I was uprooted from my position in Munich to run the Operations team in Region Europe South, based in Rotterdam. It was January 2015. The brief up-turn years of country-based rules and beliefs and managing France, NL, Spain, Portugal and North Africa as one Country. Apart from the cultural differences that were obvious, bringing systems and processes together was a huge challenge. By the end of 2017, the team had delivered on safety, quality, service, and efficiency targets. Yet there were only two of the original six members of the management team left. Why?
Now it’s September 2019. I have just read about the inexorable rise of Artificial Intelligence that it will wipe out large percentages of white collar jobs. The author asserts that the cutting of positions will happen rather quickly, whilst the re-filling of positions with different skill sets will take time as it will not be immediately obvious to companies. What does this have in common with my first paragraph?
I figure that most people reading this, who are in management roles, have positons that span geographies, cultures and systems. I am sure, most companies are not as far along the digital path as they want to be or even present themselves as being. Most are dabbling with building connectivity, yet are not yet at the point where this covers a large enough segment of their operation to become truly meaningful. I wonder how many have top management with a clear strategic vision and will be unperturbed by some business cases that are more a matter of faith than of fact.
"AI will come and digitisation is an unstoppable trend, but my view is that its penetration into the deep bowels of manufacturing will take more time than we think"
The reason only two managers “survived” the three-year movement from six countries to one was that they failed to learn, and to adapt. They lacked basic curiosity, some lacked effort, and others found themselves uncomfortable in a leadership role. They could not develop the people in their teams. They were not able to convincingly explain their performance and looked at delivering bad news as a weakness.
AI will come and digitisation is an unstoppable trend, but my view is that its penetration into the deep bowels of manufacturing will take more time than we think. The reason is simple: most companies cannot afford replacement capital for which there is no business case other than to be able to connect it, and are not willing to make the investment purely on the grounds of long term strategy. We have all seen the digital development curve that starts with connectivity and ends in the prediction power of systems to see problems before they occur.

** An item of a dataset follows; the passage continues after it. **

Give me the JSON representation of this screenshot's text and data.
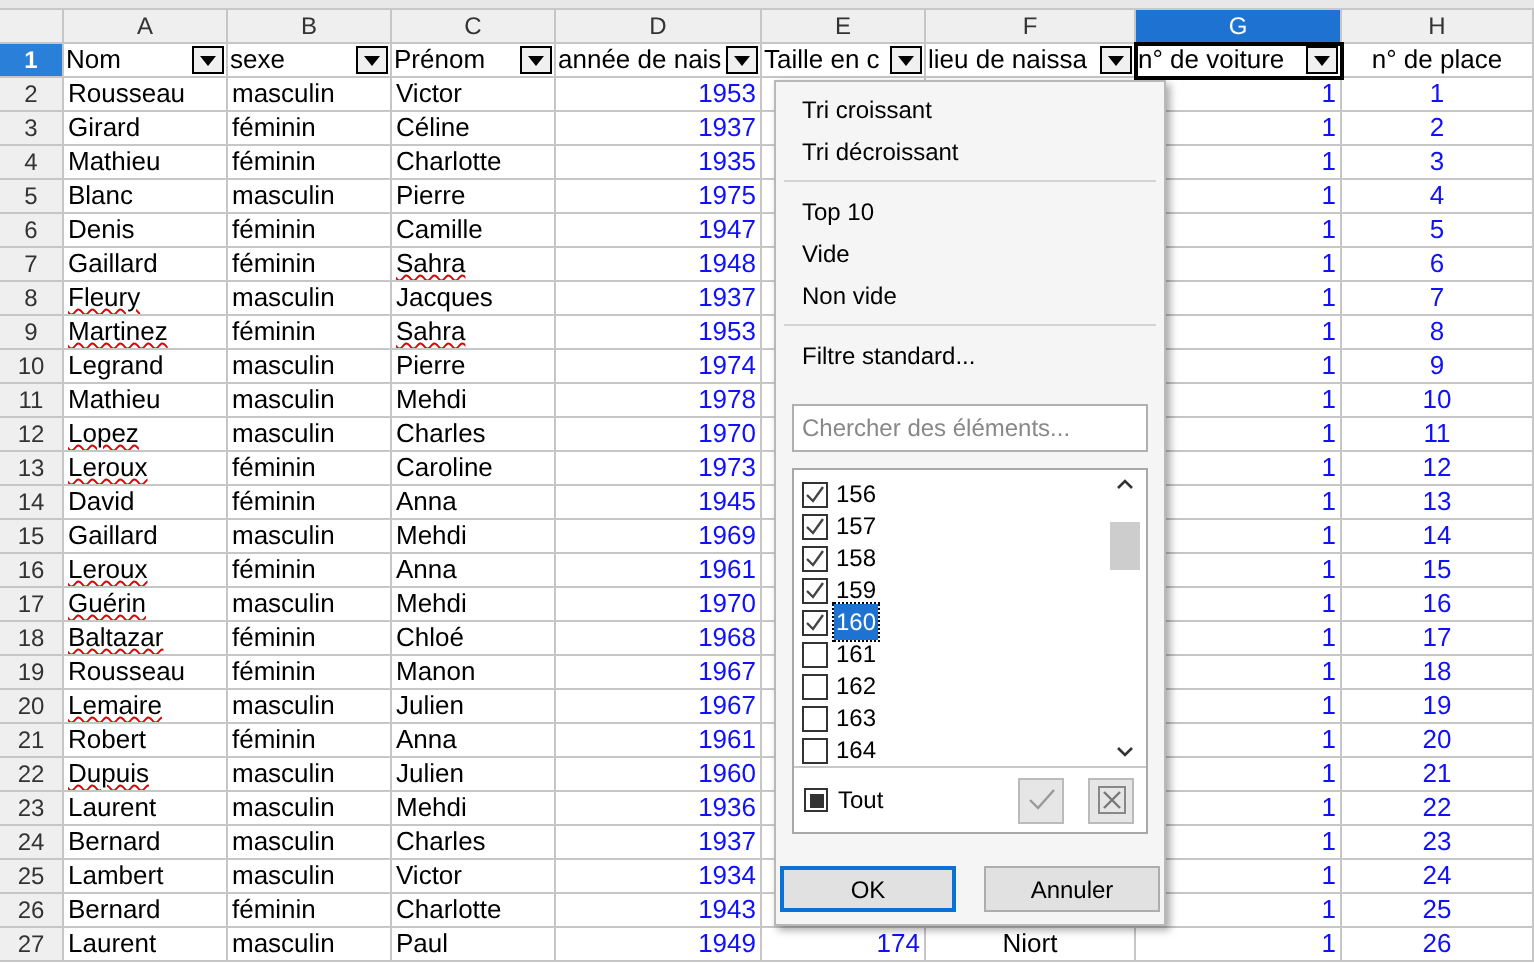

Necessity is the mother of invention and it will happen in markets with prevailing low GM percent, faster than in relatively higher return models. Yet all of us need to examine our own skill sets and our own ability to learn. This starts with our own curiosity and is helped by our own beliefs that skills are not ordained but can be learned.
So, Change or Die. Put yourself out of your comfort zone. Don’t be afraid to be wrong. Be humble and grateful for experiences and what they teach you. Give freedom to your people to make mistakes and to learn from them. Don’t be one of the four that didn’t make it because you couldn’t adapt.